Mark Riddell, New Brighton
On reading The Echo’s Backlash column on 27 January, it appears it has set itself up as an expert source of information in regard to Australian history.
It shows several errors in the PM’s comments, and then rightly draws attention to his wrong-headed comment ‘it wasn’t a particularly flash day for people on those vessels either’.
Yet it seems it can’t help itself when it makes the flippant and snide remark, ‘Umm, sea sickness is not really the same as cultural genocide, though is it?’.
The following information can be found in a couple of minutes on the net with no claim of deep accuracy:
On the First Fleet between 43 and 48 people died (depending on the source) – men, women, and children – including a marine, suggesting privilege did not protect.
On the Second Fleet, 1,006 convicts aboard, one quarter died during the voyage and around 40 per cent were dead within six months of arrival.

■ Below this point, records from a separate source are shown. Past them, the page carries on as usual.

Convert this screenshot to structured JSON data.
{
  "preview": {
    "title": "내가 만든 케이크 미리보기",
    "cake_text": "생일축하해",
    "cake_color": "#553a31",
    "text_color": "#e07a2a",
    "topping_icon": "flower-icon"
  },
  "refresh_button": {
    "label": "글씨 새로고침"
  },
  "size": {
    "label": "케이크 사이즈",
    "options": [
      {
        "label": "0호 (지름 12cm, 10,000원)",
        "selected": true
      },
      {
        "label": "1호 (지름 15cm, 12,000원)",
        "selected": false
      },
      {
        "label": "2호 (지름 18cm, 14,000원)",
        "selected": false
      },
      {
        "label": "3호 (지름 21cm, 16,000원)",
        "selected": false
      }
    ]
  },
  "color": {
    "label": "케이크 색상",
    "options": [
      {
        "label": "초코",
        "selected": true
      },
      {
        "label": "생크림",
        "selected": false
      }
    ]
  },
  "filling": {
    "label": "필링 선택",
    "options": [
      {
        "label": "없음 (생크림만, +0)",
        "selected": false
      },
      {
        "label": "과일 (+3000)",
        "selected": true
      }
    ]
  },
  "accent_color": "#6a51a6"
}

I do not in any way attempt to equate convict and Aboriginal experiences. But whatever else happened to those poor, benighted people on the ships, it was a lot worse than an upset tummy.